You are not currently logged in.
Access your personal account or get JSTOR access through your library or other institution:
Prevalence and Nosocomial Spread of Methicillin‐Resistant Staphylococcus aureus in a Long‐Term–Care Facility in Slovenia
Tjasa Zohar Cretnik , MD, Petra Vovko , BSc, Matjaz Retelj , BSc, Borut Jutersek , BSc, Tatjana Harlander , MD, Jana Kolman , MD and Marija Gubina , PhD, MD
Infection Control and Hospital Epidemiology
Vol. 26, No. 2 (February 2005), pp. 184-190
Published by: Cambridge University Press on behalf of The Society for Healthcare Epidemiology of America
Stable URL: http://www.jstor.org/stable/10.1086/502524
Page Count: 7
Preview not available
OBJECTIVES. To determine the prevalence and incidence of methicillin‐resistant Staphylococcus aureus (MRSA) colonization among residents and healthcare workers (HCWs) of a long‐term–care facility (LTCF), to assess possible routes of nosocomial spread, and to determine genetic relatedness of the isolates. SETTING. A 351‐bed community LTCF for the elderly. DESIGN AND PARTICIPANTS. Study investigators made two visits, approximately 3 months apart, to the facility. Samples for cultures were obtained from 107 residents during the first visit, 91 residents during the second visit, and 38 HCWs. RESULTS. The prevalence of MRSA colonization among residents was 9.3% during the first visit and 8.8% during the second visit. During the first visit, two HCWs were colonized. During the second visit, no HCWs were colonized. The colonization of HCWs suggested a potential role in the transmission of MRSA. Molecular typing showed that two of three roommates in one room had the same strain, whereas two in another room differed from one another. All isolates, except one, belonged to two related clonal groups. It seems that the clonal group to which most isolates belonged had the greatest potential for spreading among both residents and HCWs. CONCLUSIONS. Similar prevalence rates of MRSA colonization have been found in other European countries, but such studies have usually involved residents with better functional status than that of the participants in this study. Nosocomial spread of MRSA occurred in the facility examined, but not frequently. More attention should be focused on the hand hygiene of HCWs.

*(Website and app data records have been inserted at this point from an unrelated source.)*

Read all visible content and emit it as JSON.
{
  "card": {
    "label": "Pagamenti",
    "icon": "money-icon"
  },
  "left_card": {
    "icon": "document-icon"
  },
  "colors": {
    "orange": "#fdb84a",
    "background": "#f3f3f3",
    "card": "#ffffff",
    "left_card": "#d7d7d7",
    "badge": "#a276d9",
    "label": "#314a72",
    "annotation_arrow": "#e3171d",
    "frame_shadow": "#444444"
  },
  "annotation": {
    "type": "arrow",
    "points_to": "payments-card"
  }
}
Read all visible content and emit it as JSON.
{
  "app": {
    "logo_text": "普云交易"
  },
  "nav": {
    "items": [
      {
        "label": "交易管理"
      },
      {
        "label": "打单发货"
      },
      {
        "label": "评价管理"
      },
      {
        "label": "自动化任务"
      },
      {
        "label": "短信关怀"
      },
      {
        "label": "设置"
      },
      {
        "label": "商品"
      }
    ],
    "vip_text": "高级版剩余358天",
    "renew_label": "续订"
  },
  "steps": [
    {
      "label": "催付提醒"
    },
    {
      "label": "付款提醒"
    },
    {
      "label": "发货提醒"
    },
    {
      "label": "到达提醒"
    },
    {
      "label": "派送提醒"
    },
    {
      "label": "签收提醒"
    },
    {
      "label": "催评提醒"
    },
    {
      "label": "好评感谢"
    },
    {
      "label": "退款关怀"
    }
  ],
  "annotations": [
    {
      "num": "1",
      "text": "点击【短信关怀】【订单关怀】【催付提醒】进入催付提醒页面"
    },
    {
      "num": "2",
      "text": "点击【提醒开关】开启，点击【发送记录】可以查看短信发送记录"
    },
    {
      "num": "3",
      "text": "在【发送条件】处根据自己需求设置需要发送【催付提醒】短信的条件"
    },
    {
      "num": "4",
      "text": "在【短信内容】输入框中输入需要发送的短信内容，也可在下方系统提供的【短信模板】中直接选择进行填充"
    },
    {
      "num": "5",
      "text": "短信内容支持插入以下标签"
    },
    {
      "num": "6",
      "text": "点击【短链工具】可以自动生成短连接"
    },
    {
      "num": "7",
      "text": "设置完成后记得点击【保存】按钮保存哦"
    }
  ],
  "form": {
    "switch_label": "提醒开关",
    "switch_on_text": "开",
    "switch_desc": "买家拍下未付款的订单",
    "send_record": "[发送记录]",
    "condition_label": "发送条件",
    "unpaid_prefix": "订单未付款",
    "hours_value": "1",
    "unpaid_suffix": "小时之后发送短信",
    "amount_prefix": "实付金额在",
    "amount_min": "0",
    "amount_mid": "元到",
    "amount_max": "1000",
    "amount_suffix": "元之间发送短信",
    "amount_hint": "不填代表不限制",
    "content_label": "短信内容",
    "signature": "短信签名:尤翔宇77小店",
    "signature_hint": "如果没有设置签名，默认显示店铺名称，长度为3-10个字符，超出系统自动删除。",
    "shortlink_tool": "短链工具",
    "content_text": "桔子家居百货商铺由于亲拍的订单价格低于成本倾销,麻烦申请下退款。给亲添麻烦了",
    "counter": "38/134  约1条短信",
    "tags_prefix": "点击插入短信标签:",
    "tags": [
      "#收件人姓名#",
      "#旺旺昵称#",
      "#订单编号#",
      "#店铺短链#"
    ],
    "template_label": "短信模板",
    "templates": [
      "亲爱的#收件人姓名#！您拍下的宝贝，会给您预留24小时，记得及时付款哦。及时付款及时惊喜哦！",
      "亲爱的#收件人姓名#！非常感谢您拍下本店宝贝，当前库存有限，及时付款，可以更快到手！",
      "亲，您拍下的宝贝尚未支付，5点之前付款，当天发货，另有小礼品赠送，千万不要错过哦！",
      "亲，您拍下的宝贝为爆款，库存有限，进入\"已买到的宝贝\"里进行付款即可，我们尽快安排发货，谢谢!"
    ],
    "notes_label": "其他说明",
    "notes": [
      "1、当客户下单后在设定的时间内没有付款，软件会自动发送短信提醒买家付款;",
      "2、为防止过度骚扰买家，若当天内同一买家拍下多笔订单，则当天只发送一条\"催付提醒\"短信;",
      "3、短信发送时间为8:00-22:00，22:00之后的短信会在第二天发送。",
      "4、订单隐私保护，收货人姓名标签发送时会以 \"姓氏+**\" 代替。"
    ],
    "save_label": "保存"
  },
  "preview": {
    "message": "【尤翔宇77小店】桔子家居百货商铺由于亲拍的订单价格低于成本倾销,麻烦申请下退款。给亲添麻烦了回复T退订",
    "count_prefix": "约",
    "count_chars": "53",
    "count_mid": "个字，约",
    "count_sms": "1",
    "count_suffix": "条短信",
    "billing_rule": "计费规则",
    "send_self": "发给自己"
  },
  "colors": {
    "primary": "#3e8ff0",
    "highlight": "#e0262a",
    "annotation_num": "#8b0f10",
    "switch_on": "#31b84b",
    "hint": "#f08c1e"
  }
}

© 2005 by The Society for Healthcare Epidemiology of America. All rights reserved.